_PROBLEM STATEMENT_.
Check every line of the material below for the string "trêu", and return the ones that have it.

_PROVIDED INFORMATION_.

[Start of section]

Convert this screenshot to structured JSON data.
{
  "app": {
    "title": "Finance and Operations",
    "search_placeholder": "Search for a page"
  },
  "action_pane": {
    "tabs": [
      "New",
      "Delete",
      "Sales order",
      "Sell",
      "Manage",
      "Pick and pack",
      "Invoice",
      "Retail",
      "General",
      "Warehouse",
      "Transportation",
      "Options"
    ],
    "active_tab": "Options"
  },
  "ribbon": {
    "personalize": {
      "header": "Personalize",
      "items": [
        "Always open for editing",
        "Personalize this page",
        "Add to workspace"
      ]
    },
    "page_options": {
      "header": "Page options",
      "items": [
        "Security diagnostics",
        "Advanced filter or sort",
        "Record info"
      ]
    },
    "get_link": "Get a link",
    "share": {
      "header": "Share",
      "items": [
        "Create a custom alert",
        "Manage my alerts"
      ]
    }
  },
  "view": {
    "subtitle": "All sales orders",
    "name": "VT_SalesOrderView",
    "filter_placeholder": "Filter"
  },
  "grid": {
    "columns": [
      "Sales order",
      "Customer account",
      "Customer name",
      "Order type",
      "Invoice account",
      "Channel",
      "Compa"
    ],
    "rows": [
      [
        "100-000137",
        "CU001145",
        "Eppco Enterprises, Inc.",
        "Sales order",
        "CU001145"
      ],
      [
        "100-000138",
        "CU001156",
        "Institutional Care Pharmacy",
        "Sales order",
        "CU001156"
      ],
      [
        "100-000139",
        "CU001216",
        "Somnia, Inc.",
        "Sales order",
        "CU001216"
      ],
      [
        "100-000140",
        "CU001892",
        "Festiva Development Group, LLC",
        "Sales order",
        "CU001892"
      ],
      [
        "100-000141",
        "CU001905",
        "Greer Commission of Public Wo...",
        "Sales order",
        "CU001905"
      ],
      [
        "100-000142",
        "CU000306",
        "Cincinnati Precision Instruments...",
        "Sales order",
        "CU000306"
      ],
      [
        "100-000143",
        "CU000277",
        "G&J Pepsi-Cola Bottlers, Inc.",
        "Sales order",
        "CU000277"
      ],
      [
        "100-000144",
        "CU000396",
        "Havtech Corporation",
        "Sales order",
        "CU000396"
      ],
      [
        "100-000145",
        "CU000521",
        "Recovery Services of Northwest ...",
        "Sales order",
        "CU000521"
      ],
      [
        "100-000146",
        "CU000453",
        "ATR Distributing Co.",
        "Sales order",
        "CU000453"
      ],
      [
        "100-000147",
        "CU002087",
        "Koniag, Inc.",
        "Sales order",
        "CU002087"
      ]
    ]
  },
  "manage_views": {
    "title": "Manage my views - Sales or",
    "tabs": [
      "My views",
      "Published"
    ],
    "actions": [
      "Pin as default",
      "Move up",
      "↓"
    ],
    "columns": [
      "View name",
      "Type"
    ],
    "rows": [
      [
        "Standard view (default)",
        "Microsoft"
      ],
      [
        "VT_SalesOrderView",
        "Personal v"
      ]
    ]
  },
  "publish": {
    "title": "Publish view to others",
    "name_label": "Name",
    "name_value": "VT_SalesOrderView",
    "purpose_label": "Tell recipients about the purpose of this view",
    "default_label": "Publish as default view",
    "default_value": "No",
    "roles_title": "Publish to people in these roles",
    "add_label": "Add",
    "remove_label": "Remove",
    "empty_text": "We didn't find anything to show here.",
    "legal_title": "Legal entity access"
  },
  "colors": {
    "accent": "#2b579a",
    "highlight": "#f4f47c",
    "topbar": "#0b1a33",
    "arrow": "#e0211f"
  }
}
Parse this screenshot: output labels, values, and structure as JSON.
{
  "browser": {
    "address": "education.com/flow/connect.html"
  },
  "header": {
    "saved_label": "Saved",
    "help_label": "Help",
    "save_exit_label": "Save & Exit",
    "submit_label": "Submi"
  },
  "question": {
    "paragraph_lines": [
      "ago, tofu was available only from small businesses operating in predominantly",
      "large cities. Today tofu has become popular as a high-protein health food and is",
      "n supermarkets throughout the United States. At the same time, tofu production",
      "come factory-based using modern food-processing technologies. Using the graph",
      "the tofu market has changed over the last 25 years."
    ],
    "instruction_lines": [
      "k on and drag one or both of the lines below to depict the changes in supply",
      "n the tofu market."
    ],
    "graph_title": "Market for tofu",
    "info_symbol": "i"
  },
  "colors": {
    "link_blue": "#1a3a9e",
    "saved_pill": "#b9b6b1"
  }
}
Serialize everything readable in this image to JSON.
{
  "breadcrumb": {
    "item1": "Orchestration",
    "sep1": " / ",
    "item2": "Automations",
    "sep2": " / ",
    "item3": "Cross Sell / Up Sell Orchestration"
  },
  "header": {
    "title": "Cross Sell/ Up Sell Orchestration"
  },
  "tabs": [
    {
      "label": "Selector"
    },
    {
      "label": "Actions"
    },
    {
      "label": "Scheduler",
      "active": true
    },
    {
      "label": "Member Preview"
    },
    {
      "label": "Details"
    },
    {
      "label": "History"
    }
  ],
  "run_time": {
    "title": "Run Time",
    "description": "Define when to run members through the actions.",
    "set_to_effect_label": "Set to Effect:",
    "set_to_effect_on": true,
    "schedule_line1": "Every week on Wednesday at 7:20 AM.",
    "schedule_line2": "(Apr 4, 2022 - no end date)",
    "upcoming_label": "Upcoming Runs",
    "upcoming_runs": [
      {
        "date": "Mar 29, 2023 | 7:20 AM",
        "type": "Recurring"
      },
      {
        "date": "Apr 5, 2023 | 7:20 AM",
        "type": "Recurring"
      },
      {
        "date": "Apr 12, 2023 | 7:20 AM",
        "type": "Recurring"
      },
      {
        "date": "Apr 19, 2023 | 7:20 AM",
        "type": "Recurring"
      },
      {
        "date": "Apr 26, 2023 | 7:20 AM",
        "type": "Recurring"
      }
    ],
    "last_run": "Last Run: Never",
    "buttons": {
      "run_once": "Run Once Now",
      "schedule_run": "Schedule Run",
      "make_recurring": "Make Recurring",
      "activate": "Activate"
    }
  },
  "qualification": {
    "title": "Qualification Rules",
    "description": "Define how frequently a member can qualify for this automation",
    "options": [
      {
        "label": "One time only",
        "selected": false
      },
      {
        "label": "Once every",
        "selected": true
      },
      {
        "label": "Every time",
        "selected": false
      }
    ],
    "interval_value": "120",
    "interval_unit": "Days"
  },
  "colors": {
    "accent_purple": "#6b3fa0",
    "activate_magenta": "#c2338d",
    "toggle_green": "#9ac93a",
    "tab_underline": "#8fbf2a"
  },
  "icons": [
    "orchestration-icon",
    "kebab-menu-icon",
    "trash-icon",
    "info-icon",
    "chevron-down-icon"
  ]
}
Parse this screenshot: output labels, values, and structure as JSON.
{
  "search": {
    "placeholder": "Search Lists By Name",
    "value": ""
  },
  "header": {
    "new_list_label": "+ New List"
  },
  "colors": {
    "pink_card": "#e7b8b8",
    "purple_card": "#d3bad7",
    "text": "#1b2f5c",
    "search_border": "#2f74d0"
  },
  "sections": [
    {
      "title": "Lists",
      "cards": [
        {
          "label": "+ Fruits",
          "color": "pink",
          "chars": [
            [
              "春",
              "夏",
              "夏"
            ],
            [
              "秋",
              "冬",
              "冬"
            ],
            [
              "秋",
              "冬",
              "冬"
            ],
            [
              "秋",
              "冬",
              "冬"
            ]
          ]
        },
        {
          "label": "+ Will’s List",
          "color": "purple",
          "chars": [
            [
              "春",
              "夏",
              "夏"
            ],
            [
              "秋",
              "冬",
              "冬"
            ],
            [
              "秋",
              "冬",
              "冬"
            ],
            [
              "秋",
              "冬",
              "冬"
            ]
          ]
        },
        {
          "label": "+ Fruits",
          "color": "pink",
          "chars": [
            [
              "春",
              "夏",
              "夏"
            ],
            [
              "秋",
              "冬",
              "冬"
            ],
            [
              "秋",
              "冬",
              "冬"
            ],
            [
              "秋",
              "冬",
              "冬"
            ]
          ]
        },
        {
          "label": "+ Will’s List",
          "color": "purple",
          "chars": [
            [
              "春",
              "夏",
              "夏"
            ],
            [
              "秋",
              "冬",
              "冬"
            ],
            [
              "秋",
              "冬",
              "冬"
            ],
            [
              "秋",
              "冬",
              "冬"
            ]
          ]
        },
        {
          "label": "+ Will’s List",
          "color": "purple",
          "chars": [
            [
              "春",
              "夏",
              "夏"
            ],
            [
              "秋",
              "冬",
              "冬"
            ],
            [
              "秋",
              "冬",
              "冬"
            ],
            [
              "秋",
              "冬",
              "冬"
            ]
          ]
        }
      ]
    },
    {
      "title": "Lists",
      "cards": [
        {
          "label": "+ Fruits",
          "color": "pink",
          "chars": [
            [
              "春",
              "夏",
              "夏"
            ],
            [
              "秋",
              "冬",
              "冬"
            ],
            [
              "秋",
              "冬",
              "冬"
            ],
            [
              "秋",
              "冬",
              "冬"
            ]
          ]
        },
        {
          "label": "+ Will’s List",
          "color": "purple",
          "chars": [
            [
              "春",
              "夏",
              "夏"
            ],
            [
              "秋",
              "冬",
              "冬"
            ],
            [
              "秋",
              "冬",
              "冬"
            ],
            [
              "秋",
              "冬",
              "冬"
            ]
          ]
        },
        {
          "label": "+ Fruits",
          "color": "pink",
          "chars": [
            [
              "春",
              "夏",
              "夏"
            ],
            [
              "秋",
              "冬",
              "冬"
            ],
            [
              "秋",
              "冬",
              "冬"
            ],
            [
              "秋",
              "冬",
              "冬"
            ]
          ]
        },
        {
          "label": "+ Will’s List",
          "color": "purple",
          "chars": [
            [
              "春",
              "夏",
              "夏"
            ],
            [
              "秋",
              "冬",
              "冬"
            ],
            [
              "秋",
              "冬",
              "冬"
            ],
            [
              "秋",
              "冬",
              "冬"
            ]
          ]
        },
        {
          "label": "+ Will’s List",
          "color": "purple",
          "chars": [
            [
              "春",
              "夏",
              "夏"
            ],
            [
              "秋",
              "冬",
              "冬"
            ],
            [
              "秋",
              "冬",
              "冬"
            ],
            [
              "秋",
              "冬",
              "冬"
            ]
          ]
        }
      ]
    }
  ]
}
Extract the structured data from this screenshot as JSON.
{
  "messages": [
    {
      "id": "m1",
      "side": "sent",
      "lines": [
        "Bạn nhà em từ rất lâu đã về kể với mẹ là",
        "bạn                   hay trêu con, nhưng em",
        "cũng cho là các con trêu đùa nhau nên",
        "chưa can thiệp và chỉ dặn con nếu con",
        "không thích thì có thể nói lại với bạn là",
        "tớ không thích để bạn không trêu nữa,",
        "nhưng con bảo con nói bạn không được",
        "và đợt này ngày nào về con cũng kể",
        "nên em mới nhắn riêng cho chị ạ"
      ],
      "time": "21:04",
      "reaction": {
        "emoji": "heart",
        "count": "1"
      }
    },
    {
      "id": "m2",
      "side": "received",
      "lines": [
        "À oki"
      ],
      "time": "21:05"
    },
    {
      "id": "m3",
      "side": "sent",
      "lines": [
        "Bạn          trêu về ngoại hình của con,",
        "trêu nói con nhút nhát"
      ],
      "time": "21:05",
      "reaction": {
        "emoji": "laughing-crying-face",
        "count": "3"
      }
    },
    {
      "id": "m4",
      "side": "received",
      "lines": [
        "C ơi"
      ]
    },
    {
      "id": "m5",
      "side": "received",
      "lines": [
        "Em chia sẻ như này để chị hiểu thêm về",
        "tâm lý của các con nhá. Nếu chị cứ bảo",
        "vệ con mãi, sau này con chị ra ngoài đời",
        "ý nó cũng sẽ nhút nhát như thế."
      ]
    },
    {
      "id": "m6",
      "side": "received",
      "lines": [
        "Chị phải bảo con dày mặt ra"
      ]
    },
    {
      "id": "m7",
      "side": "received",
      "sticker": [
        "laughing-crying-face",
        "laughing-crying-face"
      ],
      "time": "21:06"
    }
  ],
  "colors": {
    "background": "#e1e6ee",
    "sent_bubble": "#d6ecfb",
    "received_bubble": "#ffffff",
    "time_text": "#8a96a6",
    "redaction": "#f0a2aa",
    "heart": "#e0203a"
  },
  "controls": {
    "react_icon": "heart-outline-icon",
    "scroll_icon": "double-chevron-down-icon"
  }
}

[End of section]

_ANSWER AREA_.
        "bạn                   hay trêu con, nhưng em",
        "cũng cho là các con trêu đùa nhau nên",
        "tớ không thích để bạn không trêu nữa,",
        "Bạn          trêu về ngoại hình của con,",
        "trêu nói con nhút nhát"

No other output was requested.